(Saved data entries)

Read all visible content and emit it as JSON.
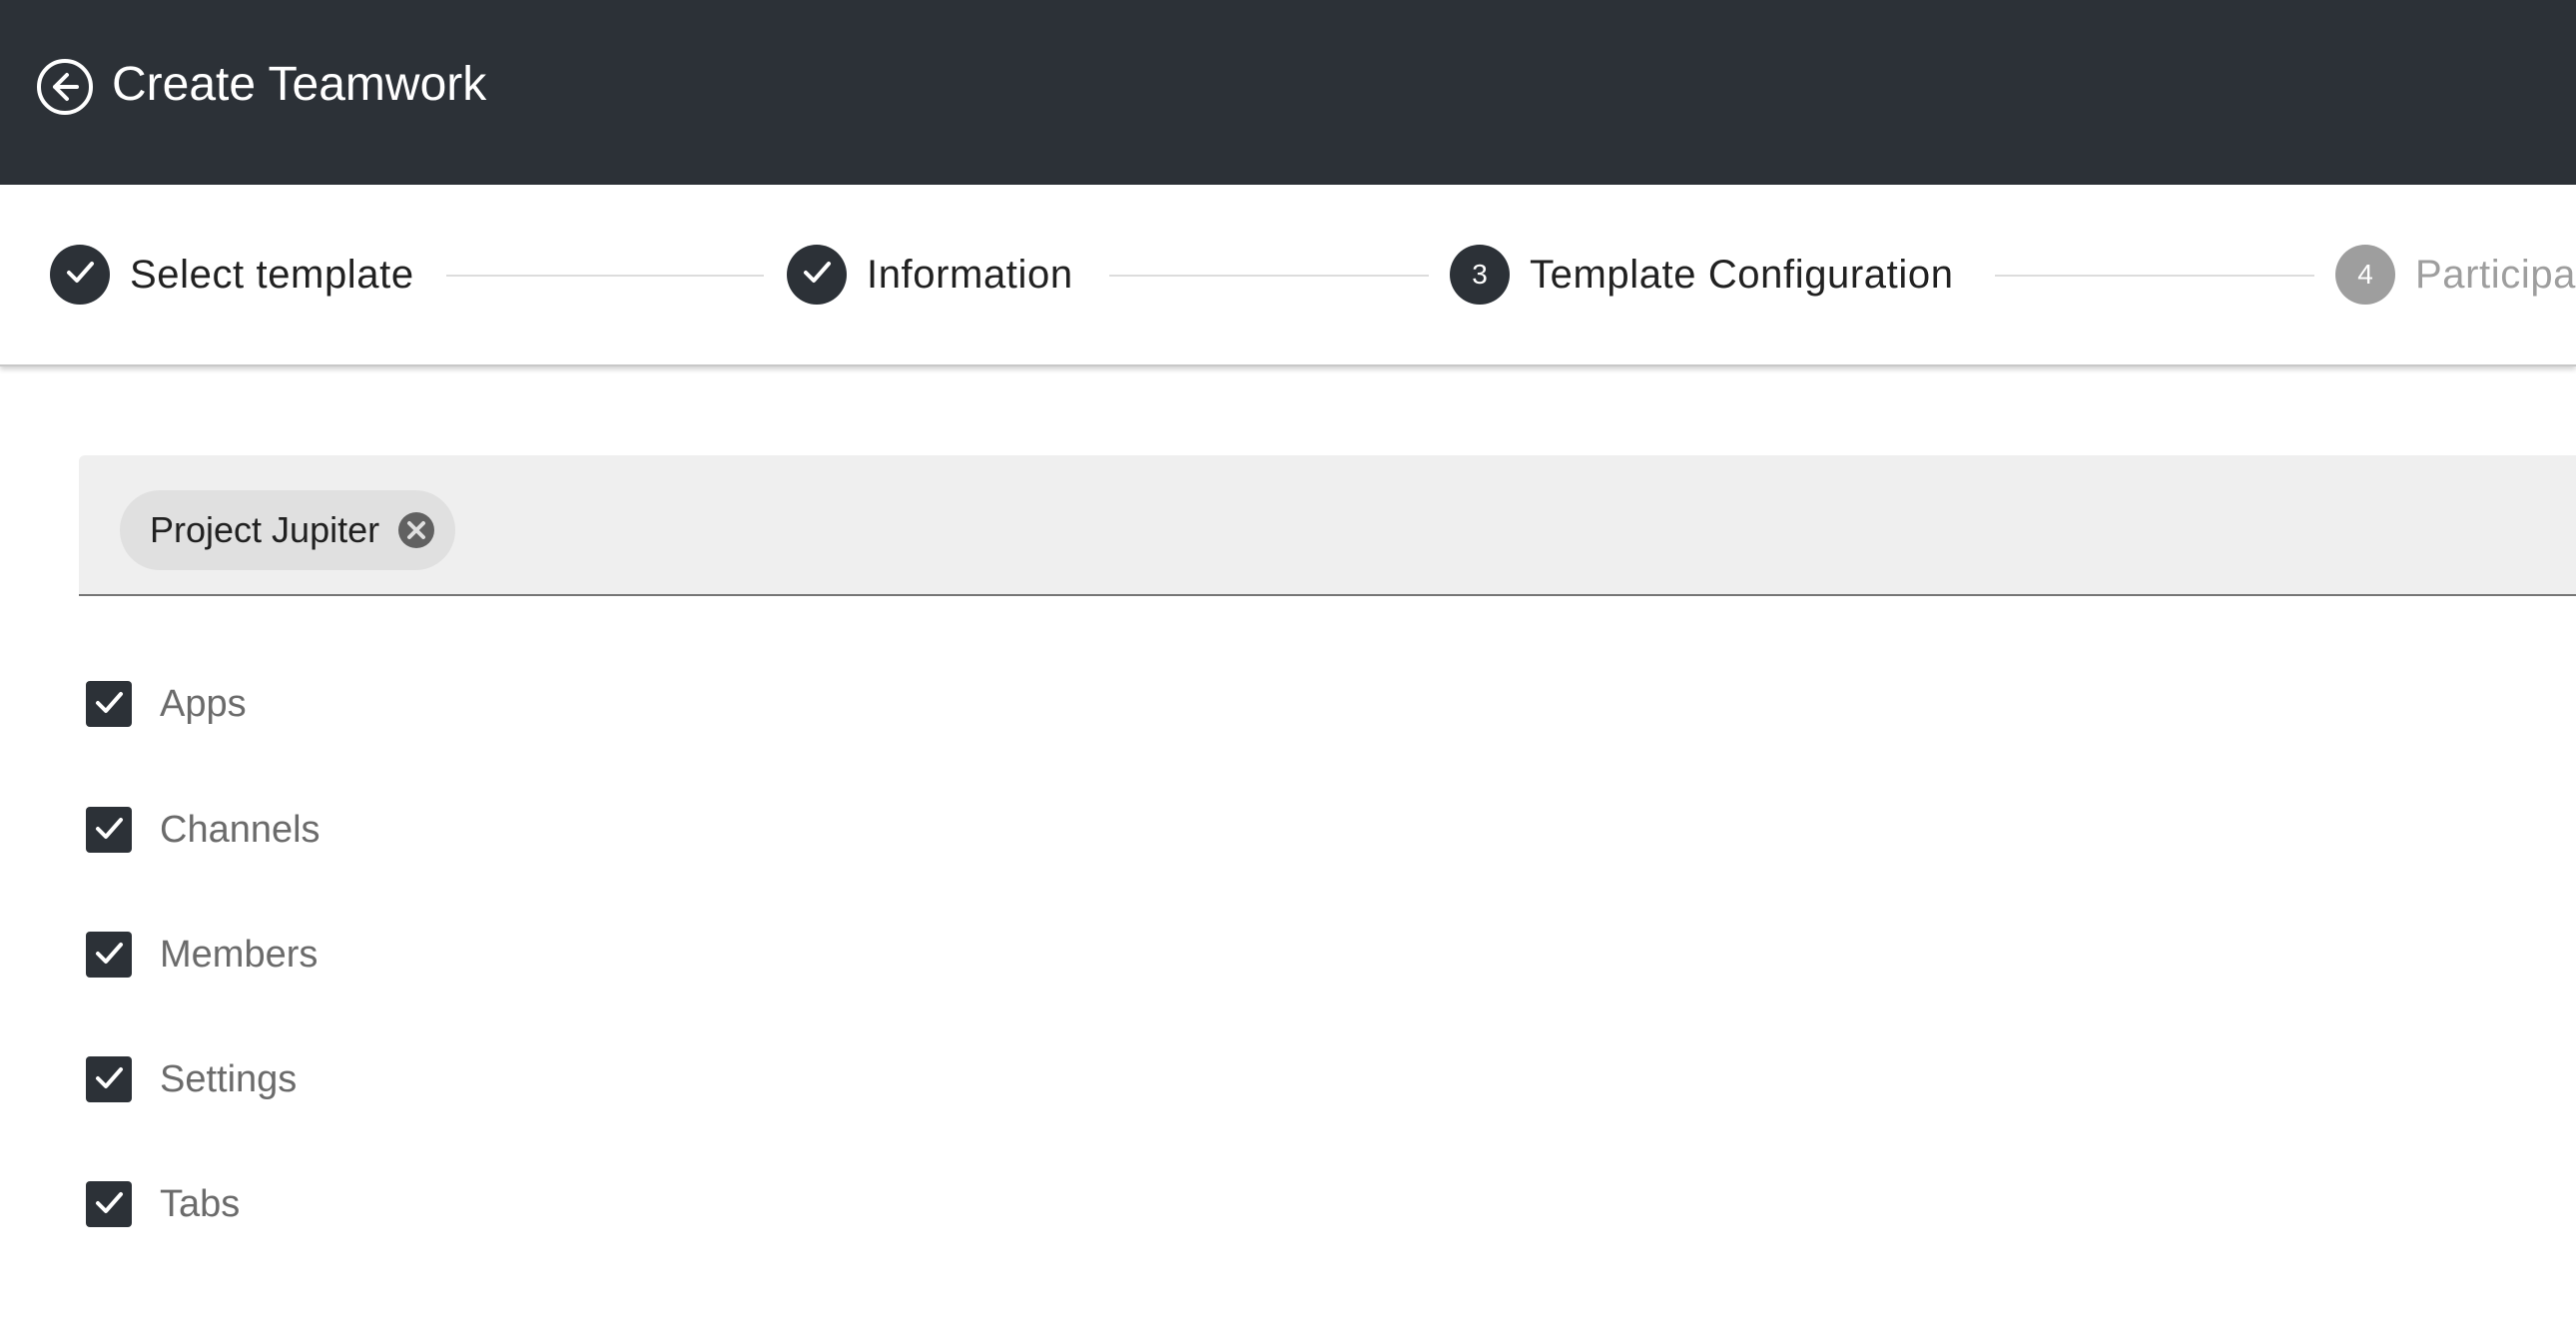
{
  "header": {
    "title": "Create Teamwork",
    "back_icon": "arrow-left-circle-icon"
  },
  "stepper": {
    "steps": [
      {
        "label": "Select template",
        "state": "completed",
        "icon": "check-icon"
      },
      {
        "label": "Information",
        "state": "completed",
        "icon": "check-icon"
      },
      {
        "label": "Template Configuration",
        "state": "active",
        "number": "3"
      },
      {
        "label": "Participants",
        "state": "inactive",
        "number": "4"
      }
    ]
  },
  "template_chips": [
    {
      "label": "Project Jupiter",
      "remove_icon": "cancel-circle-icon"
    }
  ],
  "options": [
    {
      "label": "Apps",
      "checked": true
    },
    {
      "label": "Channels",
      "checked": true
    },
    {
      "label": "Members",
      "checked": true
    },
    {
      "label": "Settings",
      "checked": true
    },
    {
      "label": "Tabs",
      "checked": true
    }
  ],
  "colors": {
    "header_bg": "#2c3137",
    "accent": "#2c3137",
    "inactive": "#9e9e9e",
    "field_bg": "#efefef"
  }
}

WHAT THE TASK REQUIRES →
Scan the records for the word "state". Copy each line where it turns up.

REPLY →
        "state": "completed",
        "state": "completed",
        "state": "active",
        "state": "inactive",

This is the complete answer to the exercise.